MASON, OH (FOX19) -- The National Institute for Occupational Safety and Health (NIOSH) has released a report on the Great Wolf Lodge (GWL) after over 600 people reported symptoms of coughing, eye and nose irritation, respitory irritation and skin rashes from late 2006 through early 2007.
Employees at the lodge also reported symptoms. NIOSH says inspections conducted in the facility in response to these complaints revealed that GWL was in compliance with all Ohio Department of Health and Ohio Department of Agriculture Rules regarding the public swimming pools and water features and they exceeded compliance with the Ohio Basic Building Code with their ventilation system.
NIOSH says Great Wolf Lodge cooperated fully in the investigation, increased their ventilation by 10%, brought in a nationally recognized ventilation expert to evaluate their system to insure it was performing as designed, conducted air sampling and water testing far in excess of any existing standards, and began an education program for their bathers to minimize the formation of chloramines in the water park.
NIOSH's conclusion regarding employee exposure, who would have had long-term exposure compared to the short-term exposure experienced by any visitors to the water park, is that their review of the ventilation system, relative humidity and trichloramine measurements, the ventilation system at the time of their evaluation may not have been providing adequate capture and removal of chloramines at the pool surface and deck levels. Additionally, trichloramine concentrations measured were similar to levels found in other indoor swimming pool studies and some were at levels reported to cause irritation symptoms. Trichloramines are a naturally occurring byproduct in chlorinated pools. NIOSH's report also provides some recommendations to prevent these types of problems, most of which Great Wolf Lodge has already implemented.

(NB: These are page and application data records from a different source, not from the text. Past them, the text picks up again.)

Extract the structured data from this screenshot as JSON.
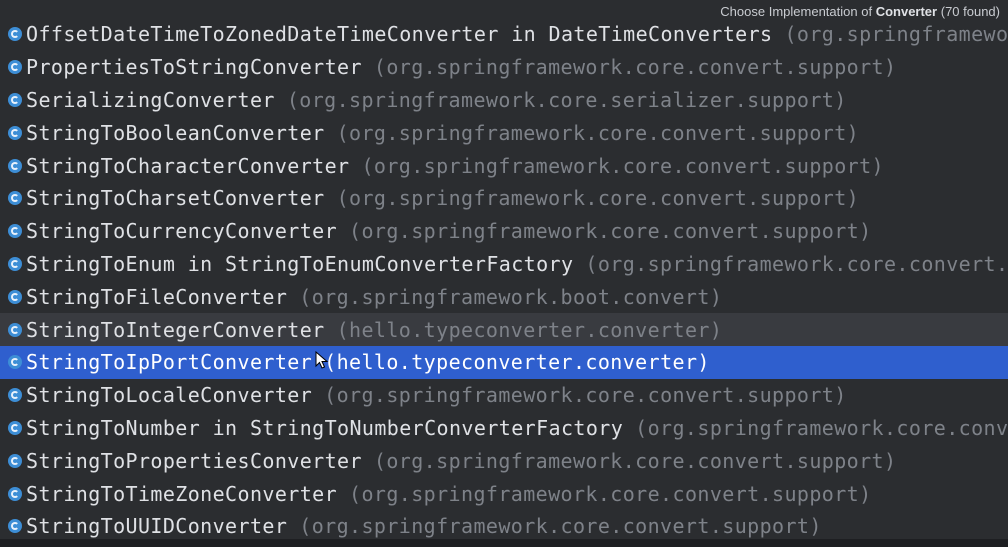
{
  "header": {
    "prefix": "Choose Implementation of",
    "target": "Converter",
    "count": "(70 found)"
  },
  "items": [
    {
      "name": "OffsetDateTimeToZonedDateTimeConverter in DateTimeConverters",
      "pkg": "(org.springframework.format.datetime.standard)",
      "state": "normal"
    },
    {
      "name": "PropertiesToStringConverter",
      "pkg": "(org.springframework.core.convert.support)",
      "state": "normal"
    },
    {
      "name": "SerializingConverter",
      "pkg": "(org.springframework.core.serializer.support)",
      "state": "normal"
    },
    {
      "name": "StringToBooleanConverter",
      "pkg": "(org.springframework.core.convert.support)",
      "state": "normal"
    },
    {
      "name": "StringToCharacterConverter",
      "pkg": "(org.springframework.core.convert.support)",
      "state": "normal"
    },
    {
      "name": "StringToCharsetConverter",
      "pkg": "(org.springframework.core.convert.support)",
      "state": "normal"
    },
    {
      "name": "StringToCurrencyConverter",
      "pkg": "(org.springframework.core.convert.support)",
      "state": "normal"
    },
    {
      "name": "StringToEnum in StringToEnumConverterFactory",
      "pkg": "(org.springframework.core.convert.support)",
      "state": "normal"
    },
    {
      "name": "StringToFileConverter",
      "pkg": "(org.springframework.boot.convert)",
      "state": "normal"
    },
    {
      "name": "StringToIntegerConverter",
      "pkg": "(hello.typeconverter.converter)",
      "state": "hover"
    },
    {
      "name": "StringToIpPortConverter",
      "pkg": "(hello.typeconverter.converter)",
      "state": "selected"
    },
    {
      "name": "StringToLocaleConverter",
      "pkg": "(org.springframework.core.convert.support)",
      "state": "normal"
    },
    {
      "name": "StringToNumber in StringToNumberConverterFactory",
      "pkg": "(org.springframework.core.convert.support)",
      "state": "normal"
    },
    {
      "name": "StringToPropertiesConverter",
      "pkg": "(org.springframework.core.convert.support)",
      "state": "normal"
    },
    {
      "name": "StringToTimeZoneConverter",
      "pkg": "(org.springframework.core.convert.support)",
      "state": "normal"
    },
    {
      "name": "StringToUUIDConverter",
      "pkg": "(org.springframework.core.convert.support)",
      "state": "normal"
    }
  ],
  "colors": {
    "background": "#2b2d30",
    "selection": "#2f5fce",
    "hover": "#393b40",
    "class_icon": "#3d8ed6",
    "name_text": "#dfe1e5",
    "package_text": "#7e8289"
  },
  "icons": {
    "item_icon": "class-icon",
    "pointer": "mouse-pointer-icon"
  }
}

Some of the symptoms can also be attributed to placing 3000 people in a close, warm, and humid environment during cold and flu season.